---- Material provided

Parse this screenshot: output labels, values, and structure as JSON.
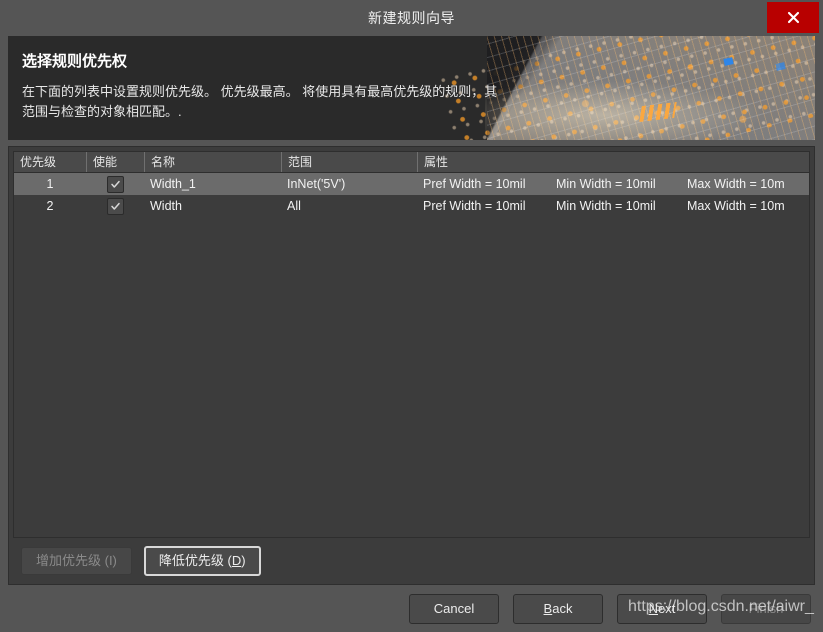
{
  "window": {
    "title": "新建规则向导",
    "close_label": "×"
  },
  "banner": {
    "title": "选择规则优先权",
    "description": "在下面的列表中设置规则优先级。 优先级最高。 将使用具有最高优先级的规则，其范围与检查的对象相匹配。."
  },
  "grid": {
    "columns": [
      {
        "key": "priority",
        "label": "优先级"
      },
      {
        "key": "enabled",
        "label": "使能"
      },
      {
        "key": "name",
        "label": "名称"
      },
      {
        "key": "scope",
        "label": "范围"
      },
      {
        "key": "attributes",
        "label": "属性"
      }
    ],
    "rows": [
      {
        "priority": "1",
        "enabled": true,
        "name": "Width_1",
        "scope": "InNet('5V')",
        "attr1": "Pref Width = 10mil",
        "attr2": "Min Width = 10mil",
        "attr3": "Max Width = 10m",
        "selected": true
      },
      {
        "priority": "2",
        "enabled": true,
        "name": "Width",
        "scope": "All",
        "attr1": "Pref Width = 10mil",
        "attr2": "Min Width = 10mil",
        "attr3": "Max Width = 10m",
        "selected": false
      }
    ]
  },
  "priority_buttons": {
    "increase": "增加优先级 (I)",
    "decrease_pre": "降低优先级 (",
    "decrease_key": "D",
    "decrease_post": ")"
  },
  "footer": {
    "cancel": "Cancel",
    "back_pre": "",
    "back_key": "B",
    "back_post": "ack",
    "next_pre": "",
    "next_key": "N",
    "next_post": "ext",
    "finish": "Finish"
  },
  "watermark": {
    "text": "https://blog.csdn.net/aiwr_"
  },
  "colors": {
    "window_bg": "#555555",
    "panel_bg": "#3c3c3c",
    "banner_bg": "#2a2a2a",
    "selected_row": "#6b6b6b",
    "close_red": "#b80000",
    "accent_orange": "#ffa83c"
  }
}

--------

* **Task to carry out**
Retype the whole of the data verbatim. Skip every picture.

* **Exercise output**
Parse this screenshot: output labels, values, and structure as JSON.
{
  "window": {
    "title": "新建规则向导",
    "close_label": "×"
  },
  "banner": {
    "title": "选择规则优先权",
    "description": "在下面的列表中设置规则优先级。 优先级最高。 将使用具有最高优先级的规则，其范围与检查的对象相匹配。."
  },
  "grid": {
    "columns": [
      {
        "key": "priority",
        "label": "优先级"
      },
      {
        "key": "enabled",
        "label": "使能"
      },
      {
        "key": "name",
        "label": "名称"
      },
      {
        "key": "scope",
        "label": "范围"
      },
      {
        "key": "attributes",
        "label": "属性"
      }
    ],
    "rows": [
      {
        "priority": "1",
        "enabled": true,
        "name": "Width_1",
        "scope": "InNet('5V')",
        "attr1": "Pref Width = 10mil",
        "attr2": "Min Width = 10mil",
        "attr3": "Max Width = 10m",
        "selected": true
      },
      {
        "priority": "2",
        "enabled": true,
        "name": "Width",
        "scope": "All",
        "attr1": "Pref Width = 10mil",
        "attr2": "Min Width = 10mil",
        "attr3": "Max Width = 10m",
        "selected": false
      }
    ]
  },
  "priority_buttons": {
    "increase": "增加优先级 (I)",
    "decrease_pre": "降低优先级 (",
    "decrease_key": "D",
    "decrease_post": ")"
  },
  "footer": {
    "cancel": "Cancel",
    "back_pre": "",
    "back_key": "B",
    "back_post": "ack",
    "next_pre": "",
    "next_key": "N",
    "next_post": "ext",
    "finish": "Finish"
  },
  "watermark": {
    "text": "https://blog.csdn.net/aiwr_"
  },
  "colors": {
    "window_bg": "#555555",
    "panel_bg": "#3c3c3c",
    "banner_bg": "#2a2a2a",
    "selected_row": "#6b6b6b",
    "close_red": "#b80000",
    "accent_orange": "#ffa83c"
  }
}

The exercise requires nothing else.